- Dataset excerpts:
◇ ◇ ◇ ◇ ◇ ◇ ◇

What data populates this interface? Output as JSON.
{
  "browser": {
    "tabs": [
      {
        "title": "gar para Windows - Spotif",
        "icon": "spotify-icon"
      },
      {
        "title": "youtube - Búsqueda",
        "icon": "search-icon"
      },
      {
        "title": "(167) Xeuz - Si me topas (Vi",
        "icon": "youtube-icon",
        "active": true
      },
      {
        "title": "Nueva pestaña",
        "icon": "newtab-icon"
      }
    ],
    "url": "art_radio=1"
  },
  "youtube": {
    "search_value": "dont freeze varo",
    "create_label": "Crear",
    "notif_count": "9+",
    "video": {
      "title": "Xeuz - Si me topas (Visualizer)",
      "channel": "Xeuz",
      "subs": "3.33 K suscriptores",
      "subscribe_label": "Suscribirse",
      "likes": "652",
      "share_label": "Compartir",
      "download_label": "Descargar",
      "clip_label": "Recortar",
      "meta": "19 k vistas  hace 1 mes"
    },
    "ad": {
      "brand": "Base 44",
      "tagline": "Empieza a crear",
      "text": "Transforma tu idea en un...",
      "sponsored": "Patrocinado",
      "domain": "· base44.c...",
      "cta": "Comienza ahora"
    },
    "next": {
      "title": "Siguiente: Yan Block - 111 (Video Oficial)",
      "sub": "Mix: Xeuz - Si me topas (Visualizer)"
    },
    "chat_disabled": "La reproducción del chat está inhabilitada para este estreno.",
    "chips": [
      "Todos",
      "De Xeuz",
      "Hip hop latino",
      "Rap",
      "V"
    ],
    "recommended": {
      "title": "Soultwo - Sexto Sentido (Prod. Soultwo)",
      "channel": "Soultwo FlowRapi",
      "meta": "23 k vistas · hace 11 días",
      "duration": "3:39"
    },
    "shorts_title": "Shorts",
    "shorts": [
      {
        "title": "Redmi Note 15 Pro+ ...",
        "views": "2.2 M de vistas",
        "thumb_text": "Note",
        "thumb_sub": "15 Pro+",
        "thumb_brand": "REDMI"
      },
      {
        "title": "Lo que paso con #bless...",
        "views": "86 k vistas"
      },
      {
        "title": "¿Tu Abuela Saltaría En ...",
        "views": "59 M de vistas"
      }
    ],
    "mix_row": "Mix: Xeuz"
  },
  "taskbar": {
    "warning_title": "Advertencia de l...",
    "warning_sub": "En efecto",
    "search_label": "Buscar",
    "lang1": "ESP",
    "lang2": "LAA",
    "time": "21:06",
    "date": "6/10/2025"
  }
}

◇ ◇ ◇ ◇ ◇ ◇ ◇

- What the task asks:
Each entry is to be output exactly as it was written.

- Exercise result:
What data populates this interface? Output as JSON.
{
  "browser": {
    "tabs": [
      {
        "title": "gar para Windows - Spotif",
        "icon": "spotify-icon"
      },
      {
        "title": "youtube - Búsqueda",
        "icon": "search-icon"
      },
      {
        "title": "(167) Xeuz - Si me topas (Vi",
        "icon": "youtube-icon",
        "active": true
      },
      {
        "title": "Nueva pestaña",
        "icon": "newtab-icon"
      }
    ],
    "url": "art_radio=1"
  },
  "youtube": {
    "search_value": "dont freeze varo",
    "create_label": "Crear",
    "notif_count": "9+",
    "video": {
      "title": "Xeuz - Si me topas (Visualizer)",
      "channel": "Xeuz",
      "subs": "3.33 K suscriptores",
      "subscribe_label": "Suscribirse",
      "likes": "652",
      "share_label": "Compartir",
      "download_label": "Descargar",
      "clip_label": "Recortar",
      "meta": "19 k vistas  hace 1 mes"
    },
    "ad": {
      "brand": "Base 44",
      "tagline": "Empieza a crear",
      "text": "Transforma tu idea en un...",
      "sponsored": "Patrocinado",
      "domain": "· base44.c...",
      "cta": "Comienza ahora"
    },
    "next": {
      "title": "Siguiente: Yan Block - 111 (Video Oficial)",
      "sub": "Mix: Xeuz - Si me topas (Visualizer)"
    },
    "chat_disabled": "La reproducción del chat está inhabilitada para este estreno.",
    "chips": [
      "Todos",
      "De Xeuz",
      "Hip hop latino",
      "Rap",
      "V"
    ],
    "recommended": {
      "title": "Soultwo - Sexto Sentido (Prod. Soultwo)",
      "channel": "Soultwo FlowRapi",
      "meta": "23 k vistas · hace 11 días",
      "duration": "3:39"
    },
    "shorts_title": "Shorts",
    "shorts": [
      {
        "title": "Redmi Note 15 Pro+ ...",
        "views": "2.2 M de vistas",
        "thumb_text": "Note",
        "thumb_sub": "15 Pro+",
        "thumb_brand": "REDMI"
      },
      {
        "title": "Lo que paso con #bless...",
        "views": "86 k vistas"
      },
      {
        "title": "¿Tu Abuela Saltaría En ...",
        "views": "59 M de vistas"
      }
    ],
    "mix_row": "Mix: Xeuz"
  },
  "taskbar": {
    "warning_title": "Advertencia de l...",
    "warning_sub": "En efecto",
    "search_label": "Buscar",
    "lang1": "ESP",
    "lang2": "LAA",
    "time": "21:06",
    "date": "6/10/2025"
  }
}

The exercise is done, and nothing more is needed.